Successfully Navigating and Completing a Doctoral Dissertation

It has been said that the two biggest challenges a student faces with respect to a doctoral program are getting in and getting out. Students must expend a great deal of effort to get admitted into a doctoral program, and they must continue with a high level of quality effort to successfully complete their program. Studies have reported that approximately half of all doctoral students admitted to programs do not complete those programs, with some studies reporting up to 85 percent of doctoral students abandoning the doctoral degree program.

While several key factors have been reported as reasons for students failing to complete their programs (e.g., financial burdens, work, personal anxieties, and issues involving family and friends), issues related to the dissertation itself tend to be among the leading factors. Struggles in the dissertation process, issues involving the dissertation committee and, more prevalent, issues involving their dissertation chair, are continually reported as top concerns.

With these odds, the question becomes how doctoral students can complete their program successfully and have a positive experience during their academic tenure. It should be reiterated that although half of doctoral students reportedly do not complete their dissertation, the remaining half not only successfully graduate, but also call their experience highly rewarding. While success strategies may not be universal, we offer a few key insights from our collective experience that most students will find beneficial.

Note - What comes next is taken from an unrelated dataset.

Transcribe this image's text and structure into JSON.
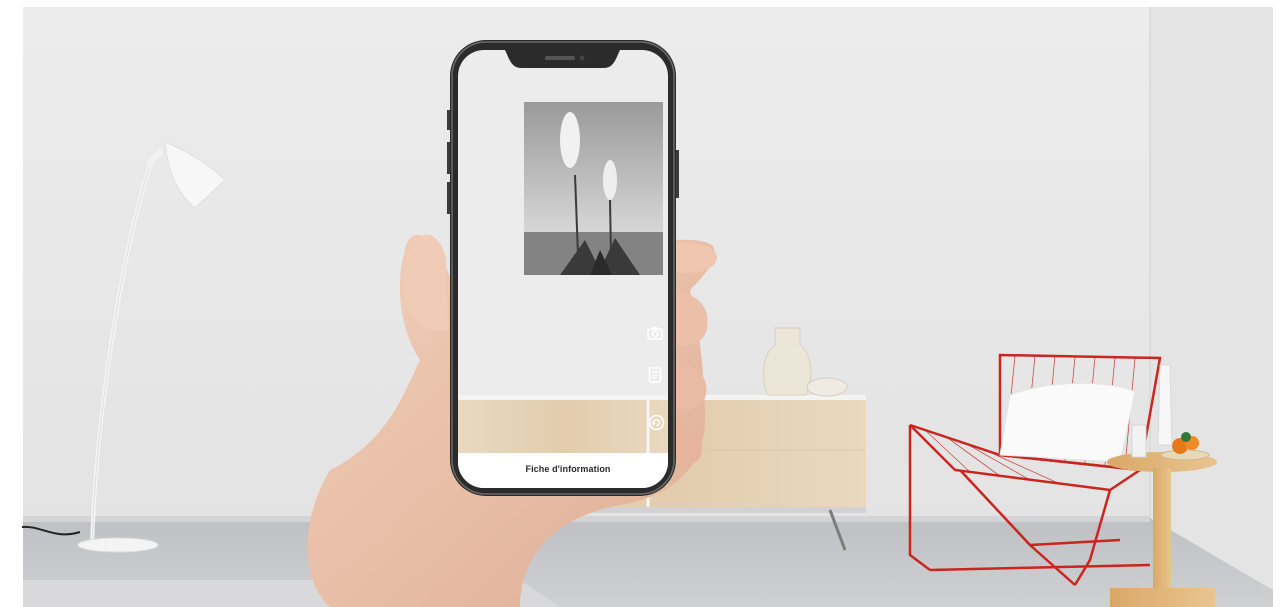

#1. Don't underestimate the amount of work that a dissertation actually takes. A dissertation is a capstone research experience that demonstrates a student’s ability to conduct good independent research. Students often ask when they should begin working on their dissertation.  Our emphatic answer is, “As early as possible.” You need to become very familiar with the research/literature in your field of study. You have already expressed a strong interest by pursuing a doctoral degree in a given field, and you should continue to gain a solid background in that field’s literature. It is through your in-depth knowledge of your field’s literature that you will find a researchable topic for your dissertation. Remember, good research is research that expands on the topical knowledge base, makes an important contribution to its applicable field, and is manageable.

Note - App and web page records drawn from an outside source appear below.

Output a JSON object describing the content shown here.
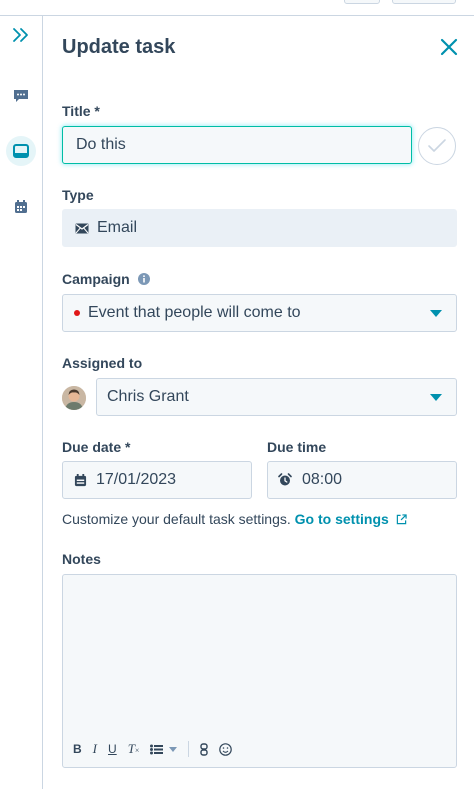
{
  "panel": {
    "title": "Update task",
    "title_field": {
      "label": "Title *",
      "value": "Do this"
    },
    "type_field": {
      "label": "Type",
      "value": "Email"
    },
    "campaign_field": {
      "label": "Campaign",
      "value": "Event that people will come to",
      "dot_color": "#e01818"
    },
    "assigned_field": {
      "label": "Assigned to",
      "value": "Chris Grant"
    },
    "due_date": {
      "label": "Due date *",
      "value": "17/01/2023"
    },
    "due_time": {
      "label": "Due time",
      "value": "08:00"
    },
    "settings_hint": {
      "text": "Customize your default task settings.",
      "link": "Go to settings"
    },
    "notes": {
      "label": "Notes",
      "value": ""
    },
    "toolbar": {
      "bold": "B",
      "italic": "I",
      "underline": "U",
      "clear_format": "T"
    }
  },
  "colors": {
    "accent": "#0091ae",
    "focus": "#00bda5",
    "text": "#33475b",
    "border": "#cbd6e2"
  }
}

#2. Have or develop good time-management skills. Your dissertation cannot be done overnight; it will take a great deal of time and energy to be successful. Begin early and be consistent with dedicating time to work on your dissertation. Identifying a potential topic early affords you the potential of building on your dissertation review by incorporating your topic area into other classes. Difficult life events will continue to occur during your academic tenure, potentially making time dedicated to your dissertation a challenge. Successful doctoral students also schedule relaxation time to help keep a positive balance in their life. Keep in mind that the average amount of time it takes to complete a doctoral program is relatively small compared to what awaits after graduation.

#3. Perhaps most important of all, begin building a solid working relationship with faculty who may become your dissertation committee and/or chair. Research has indicated that students who have strong working relationships with their dissertation chair (or co-chairs) report less stress and show greater potential for successfully completing their dissertation. Also, whenever possible, gain experiences with research. Your research experiences should be guided by experienced researchers with the key objective to build confidence in your research ability and to gain necessary insight into the research process.

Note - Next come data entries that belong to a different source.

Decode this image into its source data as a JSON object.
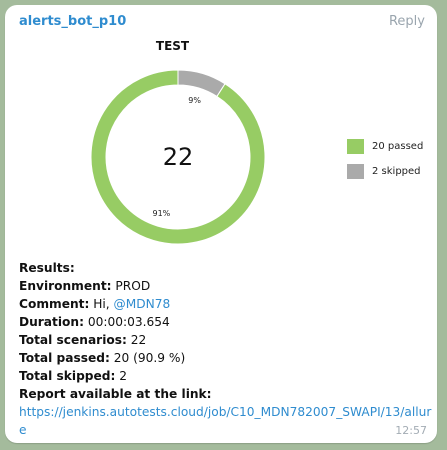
{
  "message": {
    "sender": "alerts_bot_p10",
    "reply_label": "Reply",
    "time": "12:57"
  },
  "chart_data": {
    "type": "pie",
    "title": "TEST",
    "center_label": "22",
    "slices": [
      {
        "label": "20 passed",
        "value": 20,
        "percent_label": "91%",
        "color": "#97cc64"
      },
      {
        "label": "2 skipped",
        "value": 2,
        "percent_label": "9%",
        "color": "#aaaaaa"
      }
    ],
    "donut": true,
    "legend_position": "right"
  },
  "results": {
    "heading": "Results:",
    "environment_label": "Environment:",
    "environment_value": "PROD",
    "comment_label": "Comment:",
    "comment_value": "Hi,",
    "comment_mention": "@MDN78",
    "duration_label": "Duration:",
    "duration_value": "00:00:03.654",
    "total_scenarios_label": "Total scenarios:",
    "total_scenarios_value": "22",
    "total_passed_label": "Total passed:",
    "total_passed_value": "20 (90.9 %)",
    "total_skipped_label": "Total skipped:",
    "total_skipped_value": "2",
    "report_label": "Report available at the link:",
    "report_url": "https://jenkins.autotests.cloud/job/C10_MDN782007_SWAPI/13/allure"
  }
}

—Robert A. Horn, Ph.D., William E. Martin, Ed.D., and Elizabeth A. Bartolini, M.Ed.
Department of Educational Psychology